Now, you can find most of the machines below for more or less than the cited prices; most are available in multiple or even customizable configurations. Take the selections we’ve made below as just a starting point—as suggestions for the laptop lines and vendors to investigate. Here are the key criteria to look for in low-cost gaming machines, however…
PROCESSOR. A maxed-out CPU is less crucial for budget gaming than it is for processor-intensive tasks like video editing or media-file production work. On the AMD side of the fence, gamers will see mostly AMD A8 or A10 chips paired with dedicated graphics, with the on-chip and dedicated graphics working in concert. Acer (various Aspire V5 models) and MSI (the GX60 and GX70 series) are the likeliest hits here with this particular combination. These won’t provide world-beating productivity performance, but they’re good picks for budget gaming.

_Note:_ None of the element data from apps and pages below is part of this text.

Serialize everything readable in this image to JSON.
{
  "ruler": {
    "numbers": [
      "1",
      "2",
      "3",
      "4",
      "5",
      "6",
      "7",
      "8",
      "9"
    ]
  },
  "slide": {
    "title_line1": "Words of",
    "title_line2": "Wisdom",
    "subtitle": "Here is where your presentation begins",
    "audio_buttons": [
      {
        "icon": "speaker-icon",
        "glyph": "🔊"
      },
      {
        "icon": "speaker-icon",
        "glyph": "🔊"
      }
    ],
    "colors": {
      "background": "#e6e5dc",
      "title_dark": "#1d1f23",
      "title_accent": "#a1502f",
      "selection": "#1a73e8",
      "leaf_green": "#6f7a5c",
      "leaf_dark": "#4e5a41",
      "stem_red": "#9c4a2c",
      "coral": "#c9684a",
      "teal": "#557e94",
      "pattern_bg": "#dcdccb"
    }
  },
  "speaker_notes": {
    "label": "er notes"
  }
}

On the Intel side, the grade of the dedicated GPU is more important than the specific CPU, assuming you’re getting one of the 3rd- or 4th-Generation Ivy Bridge or Haswell CPUs, Core i5 or better. We’ve seen excellent battery life results from the Haswells so far, though we suspect most gamers will spend most of their time near an AC outlet.Read full review
RAM. 4GB is the norm and the minimum you should settle for these days, with 8GB a good upper target. Much beyond that will deliver diminishing returns for games and boost the price.

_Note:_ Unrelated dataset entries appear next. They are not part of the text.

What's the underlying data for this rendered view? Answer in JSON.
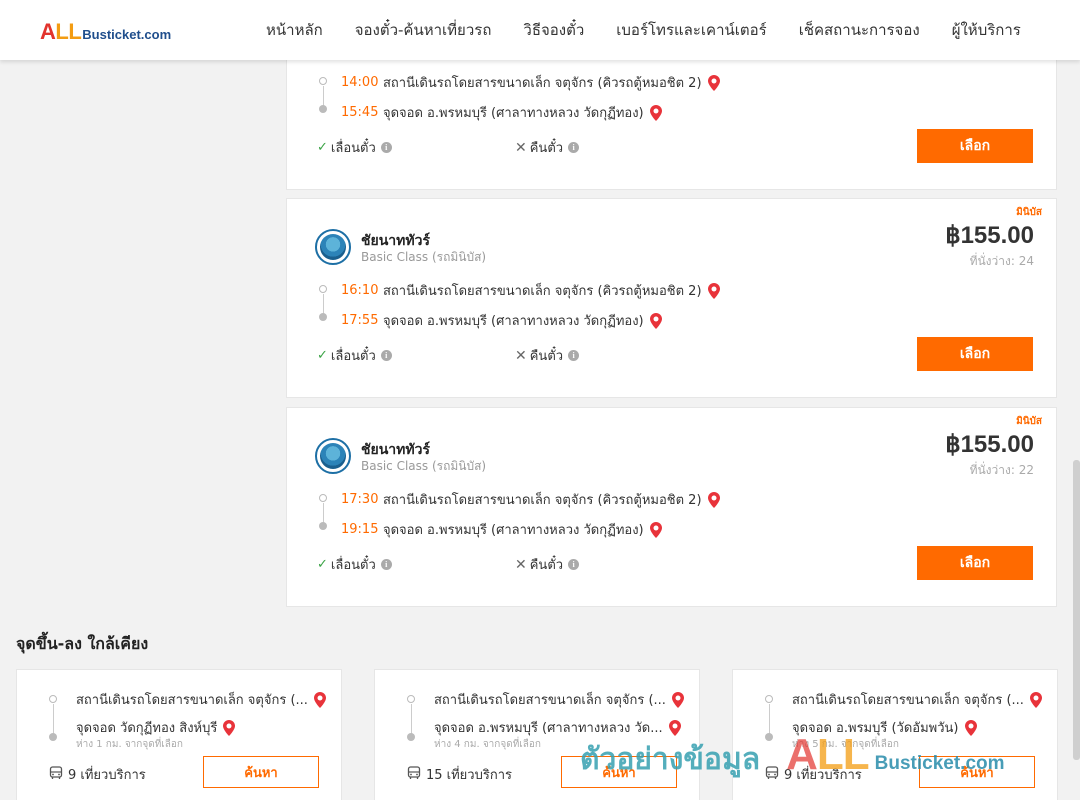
{
  "header": {
    "logo_all_a": "A",
    "logo_all_ll": "LL",
    "logo_rest": "Busticket.com",
    "nav": [
      "หน้าหลัก",
      "จองตั๋ว-ค้นหาเที่ยวรถ",
      "วิธีจองตั๋ว",
      "เบอร์โทรและเคาน์เตอร์",
      "เช็คสถานะการจอง",
      "ผู้ให้บริการ"
    ]
  },
  "trips": [
    {
      "depart_time": "14:00",
      "depart_station": "สถานีเดินรถโดยสารขนาดเล็ก จตุจักร (คิวรถตู้หมอชิต 2)",
      "arrive_time": "15:45",
      "arrive_station": "จุดจอด อ.พรหมบุรี (ศาลาทางหลวง วัดกุฏีทอง)",
      "reschedule": "เลื่อนตั๋ว",
      "refund": "คืนตั๋ว",
      "select": "เลือก"
    },
    {
      "tag": "มินิบัส",
      "company": "ชัยนาททัวร์",
      "class": "Basic Class (รถมินิบัส)",
      "price": "฿155.00",
      "seats": "ที่นั่งว่าง: 24",
      "depart_time": "16:10",
      "depart_station": "สถานีเดินรถโดยสารขนาดเล็ก จตุจักร (คิวรถตู้หมอชิต 2)",
      "arrive_time": "17:55",
      "arrive_station": "จุดจอด อ.พรหมบุรี (ศาลาทางหลวง วัดกุฏีทอง)",
      "reschedule": "เลื่อนตั๋ว",
      "refund": "คืนตั๋ว",
      "select": "เลือก"
    },
    {
      "tag": "มินิบัส",
      "company": "ชัยนาททัวร์",
      "class": "Basic Class (รถมินิบัส)",
      "price": "฿155.00",
      "seats": "ที่นั่งว่าง: 22",
      "depart_time": "17:30",
      "depart_station": "สถานีเดินรถโดยสารขนาดเล็ก จตุจักร (คิวรถตู้หมอชิต 2)",
      "arrive_time": "19:15",
      "arrive_station": "จุดจอด อ.พรหมบุรี (ศาลาทางหลวง วัดกุฏีทอง)",
      "reschedule": "เลื่อนตั๋ว",
      "refund": "คืนตั๋ว",
      "select": "เลือก"
    }
  ],
  "nearby": {
    "title": "จุดขึ้น-ลง ใกล้เคียง",
    "items": [
      {
        "from": "สถานีเดินรถโดยสารขนาดเล็ก จตุจักร (...",
        "to": "จุดจอด วัดกุฏีทอง สิงห์บุรี",
        "distance": "ห่าง 1 กม. จากจุดที่เลือก",
        "services": "9 เที่ยวบริการ",
        "search": "ค้นหา"
      },
      {
        "from": "สถานีเดินรถโดยสารขนาดเล็ก จตุจักร (...",
        "to": "จุดจอด อ.พรหมบุรี (ศาลาทางหลวง วัด...",
        "distance": "ห่าง 4 กม. จากจุดที่เลือก",
        "services": "15 เที่ยวบริการ",
        "search": "ค้นหา"
      },
      {
        "from": "สถานีเดินรถโดยสารขนาดเล็ก จตุจักร (...",
        "to": "จุดจอด อ.พรมบุรี (วัดอัมพวัน)",
        "distance": "ห่าง 5 กม. จากจุดที่เลือก",
        "services": "9 เที่ยวบริการ",
        "search": "ค้นหา"
      }
    ]
  },
  "watermark": {
    "text": "ตัวอย่างข้อมูล",
    "all_a": "A",
    "all_ll": "LL",
    "rest": "Busticket.com"
  },
  "colors": {
    "accent": "#ff6a00",
    "check": "#3aa345",
    "pin": "#e8333a"
  }
}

STORAGE. You’ll likely be dealing with ordinary hard drives in gaming machines in this price range, and perhaps that’s for the best; games are among the biggest space-hog programs out there in terms of drive space. An SSD cache is worth looking for, however, assuming you can find the option in the price range. One of the exceptions is Gigabyte’s game-worthy ultrabook, the U2442D-CF1, which delivers dedicated GeForce GT graphics and a 128GB SSD.
DISPLAY SIZE & INPUT. That Gigabyte we cite is also unusual in that it has a 14-inch screen. For most gamers, the more screen space, the better, so the majority of gaming laptops, cheap or not, have 15.6- or 17-inch screens. Note, however, that touch-screen input is not the norm on gaming machines. If you want touch input (and it is undeniably handy for Windows 8 and 8.1), you’ll have to shop carefully.Read full review